Taking practical steps to reduce, reuse and recycle
At CI (Central Interceptor) we focus on the efficient use of resources such as energy, materials and water on reducing waste and on reusing what would otherwise be dumped.
As you might rightly expect from our name, Watercare is active in reducing our water consumption. We can do this by using non-drinkable (non-potable) water. We collect rainwater on site, use bore water and reuse water we’ve already used onsite for construction. In another major initiative, we are building a plant to treat and re-use wastewater from our Māngere wastewater treatment plant. This water will help run the TBM as it bores forward from our Māngere construction site.
As with water, using less energy is vital for us. For example, we’ve reduced driving distances of trucks carrying away our dirt and soil. We also dry this spoil on-site to reduce the weight of transported material. We also look to use electric equipment, wherever possible, rather than use fossil fuels. The locomotives transporting people, equipment and rocks and dirt (spoil) up and down the tunnels are electric battery-powered and as a result improve the air quality in the tunnel.

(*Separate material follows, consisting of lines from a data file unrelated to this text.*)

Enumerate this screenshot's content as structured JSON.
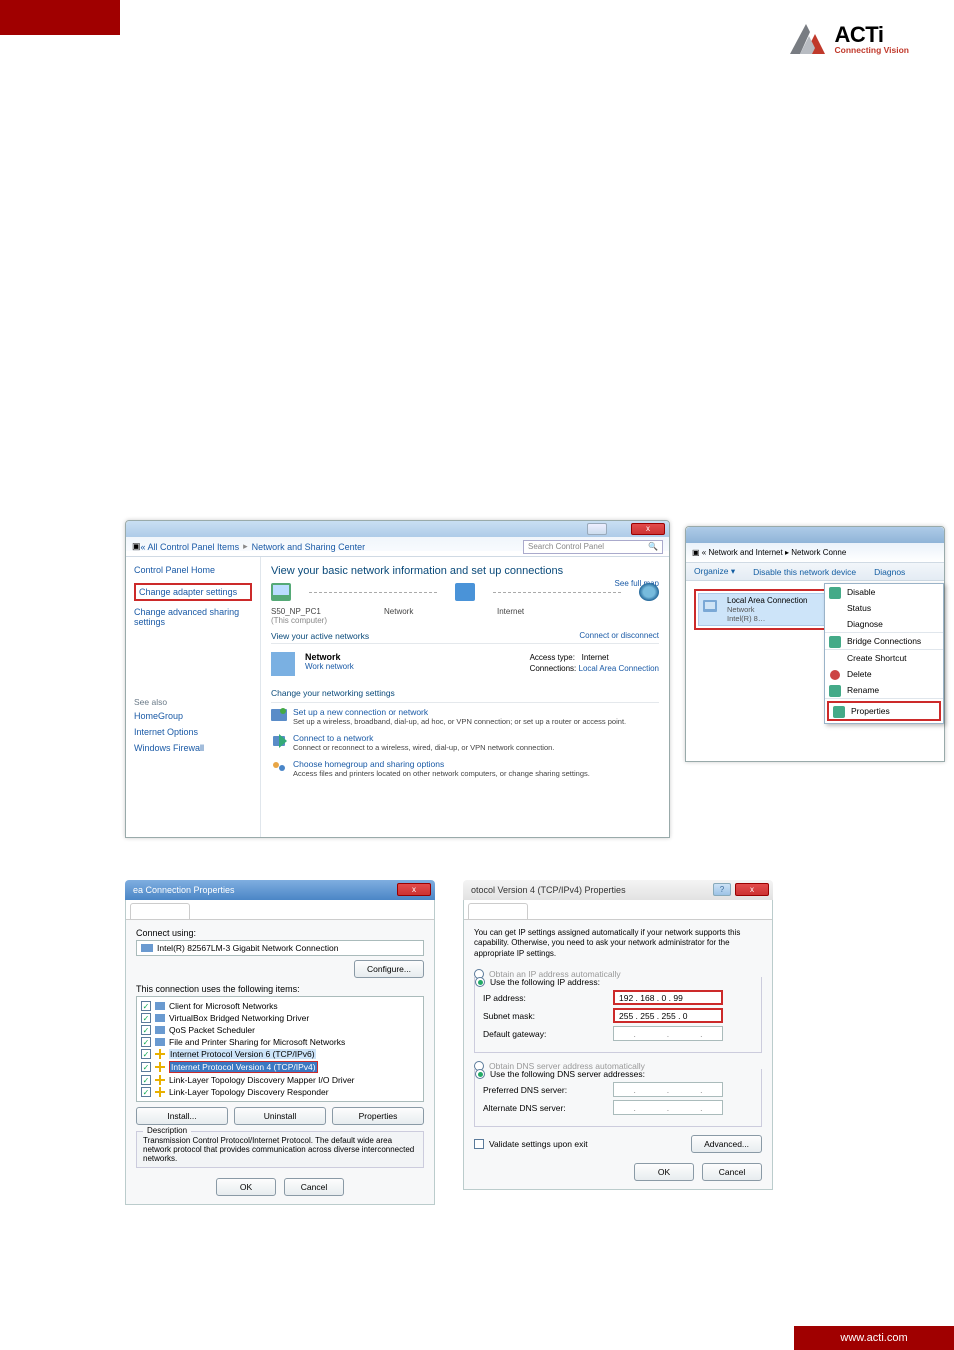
{
  "logo": {
    "main": "ACTi",
    "sub": "Connecting Vision"
  },
  "footer": "www.acti.com",
  "ns": {
    "breadcrumb": [
      "« All Control Panel Items",
      "Network and Sharing Center"
    ],
    "search_ph": "Search Control Panel",
    "left": {
      "home": "Control Panel Home",
      "adapter": "Change adapter settings",
      "advanced": "Change advanced sharing settings",
      "seealso": "See also",
      "hg": "HomeGroup",
      "io": "Internet Options",
      "wf": "Windows Firewall"
    },
    "main": {
      "hdr": "View your basic network information and set up connections",
      "fullmap": "See full map",
      "pc": "S50_NP_PC1",
      "pc_sub": "(This computer)",
      "net": "Network",
      "inet": "Internet",
      "van": "View your active networks",
      "conn_dis": "Connect or disconnect",
      "network_name": "Network",
      "network_type": "Work network",
      "access_type_l": "Access type:",
      "access_type_v": "Internet",
      "connections_l": "Connections:",
      "connections_v": "Local Area Connection",
      "cns": "Change your networking settings",
      "a1t": "Set up a new connection or network",
      "a1d": "Set up a wireless, broadband, dial-up, ad hoc, or VPN connection; or set up a router or access point.",
      "a2t": "Connect to a network",
      "a2d": "Connect or reconnect to a wireless, wired, dial-up, or VPN network connection.",
      "a3t": "Choose homegroup and sharing options",
      "a3d": "Access files and printers located on other network computers, or change sharing settings."
    }
  },
  "nc": {
    "bread": "« Network and Internet  ▸  Network Conne",
    "organize": "Organize ▾",
    "disable_dev": "Disable this network device",
    "diagnos": "Diagnos",
    "conn": {
      "name": "Local Area Connection",
      "l2": "Network",
      "l3": "Intel(R) 8…"
    },
    "ctx": {
      "disable": "Disable",
      "status": "Status",
      "diagnose": "Diagnose",
      "bridge": "Bridge Connections",
      "shortcut": "Create Shortcut",
      "delete": "Delete",
      "rename": "Rename",
      "properties": "Properties"
    }
  },
  "props": {
    "title": "ea Connection Properties",
    "tab": "",
    "connect_using": "Connect using:",
    "adapter": "Intel(R) 82567LM-3 Gigabit Network Connection",
    "configure": "Configure...",
    "items_label": "This connection uses the following items:",
    "items": [
      "Client for Microsoft Networks",
      "VirtualBox Bridged Networking Driver",
      "QoS Packet Scheduler",
      "File and Printer Sharing for Microsoft Networks",
      "Internet Protocol Version 6 (TCP/IPv6)",
      "Internet Protocol Version 4 (TCP/IPv4)",
      "Link-Layer Topology Discovery Mapper I/O Driver",
      "Link-Layer Topology Discovery Responder"
    ],
    "install": "Install...",
    "uninstall": "Uninstall",
    "properties": "Properties",
    "desc_label": "Description",
    "desc": "Transmission Control Protocol/Internet Protocol. The default wide area network protocol that provides communication across diverse interconnected networks.",
    "ok": "OK",
    "cancel": "Cancel"
  },
  "ipv4": {
    "title": "otocol Version 4 (TCP/IPv4) Properties",
    "intro": "You can get IP settings assigned automatically if your network supports this capability. Otherwise, you need to ask your network administrator for the appropriate IP settings.",
    "auto_ip": "Obtain an IP address automatically",
    "use_ip": "Use the following IP address:",
    "ip_l": "IP address:",
    "ip_v": "192 . 168 .   0  .  99",
    "sm_l": "Subnet mask:",
    "sm_v": "255 . 255 . 255 .   0",
    "gw_l": "Default gateway:",
    "auto_dns": "Obtain DNS server address automatically",
    "use_dns": "Use the following DNS server addresses:",
    "pdns_l": "Preferred DNS server:",
    "adns_l": "Alternate DNS server:",
    "validate": "Validate settings upon exit",
    "advanced": "Advanced...",
    "ok": "OK",
    "cancel": "Cancel"
  }
}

CI is also about to introduce electric trucks for hauling tunnel spoil to Puketutu Island in Māngere.
For some of our construction sites we’ve had to buy land with existing houses on and subsequently remove them. Rather than the traditional smash and bash approach which involves taking all the material to the dump, we now deconstruct buildings. We systematically take them apart so most of the material can be reused. For example, from two houses in Grey Lynn we kept 91% of the material out of landfill, with the doors being sent to Tonga for reuse. Deconstruction is also quieter for our neighbours than demolition.
Photo: Rather than demolish we deconstruct and recycle
We can’t talk about sustainability without discussing climate change: it has been a major factor in our thinking and shows in our design planning. Our designers took climate change into serious consideration in the tunnel’s design, its size, and the materials it is built from. This means that the tunnel can ride out more intense storms and cater for our city’s expected increase in population.
Getting an outside view of our initiatives
With sustainability now in all our planning, design and construction practices, we wanted an independent test of our work. To do so, in late 2020 we submitted our design work to the Infrastructure Sustainability Council (ISC), which grades sustainability in infrastructure projects. CI was awarded the Council’s highest design assessment, a leading rating. As we build the tunnel and shafts, we are now compiling the evidence for a rating for the construction phase of CI.
Photo: Olivia Philpott, Sustainability Lead for CI and Shayne Cunis, CI Executive Programme Director, proudly receive the ISCA Award
On the Central Interceptor, sustainability is a team effort, with responsibilities shared amongst those who can help achieve sustainability outcomes, such as our design, construction, environmental and procurement managers. Our belief is: Ehara taku toa i te toa takitahi, engari kē he toa takitini
– my success should not be bestowed onto me alone, it was not individual success but the success of a collective.
Electric haulage trucks on their way
We continually look for new ways to be more sustainable with our project resources. The project is on the road to making our heavy vehicle fleet greener thanks to a $500,000 grant from the Energy Efficiency & Conservation Authority (EECA) which will be put towards buying three electric trucks.
Anticipated to arrive early next year, the e-trucks will transport more than 66,000 tonnes of earth from CI sites,
reducing project emissions by more than 300 tonnes - that's the equivalent of driving from Cape Reinga to Bluff more than 800 times.
Photo: E-truck battery ready for installation
The vehicles produce 79 per cent less carbon emissions compared to their diesel counterparts and they aren't as noisy, which will be fantastic for the teams working in residential areas. They also have lift-off battery swapping capability, meaning the trucks don't have the usual downtime while charging: they can have the battery swapped out for a fully-charged one in 5 minutes – the same time it would take to re-fuel with diesel.
We’re starting work to upskill our earth-moving partners, Fulton Hogan, in managing the heavy trucks. There is a four-to-six-month lead time on getting the trucks into the country but they should be on the job in early 2022.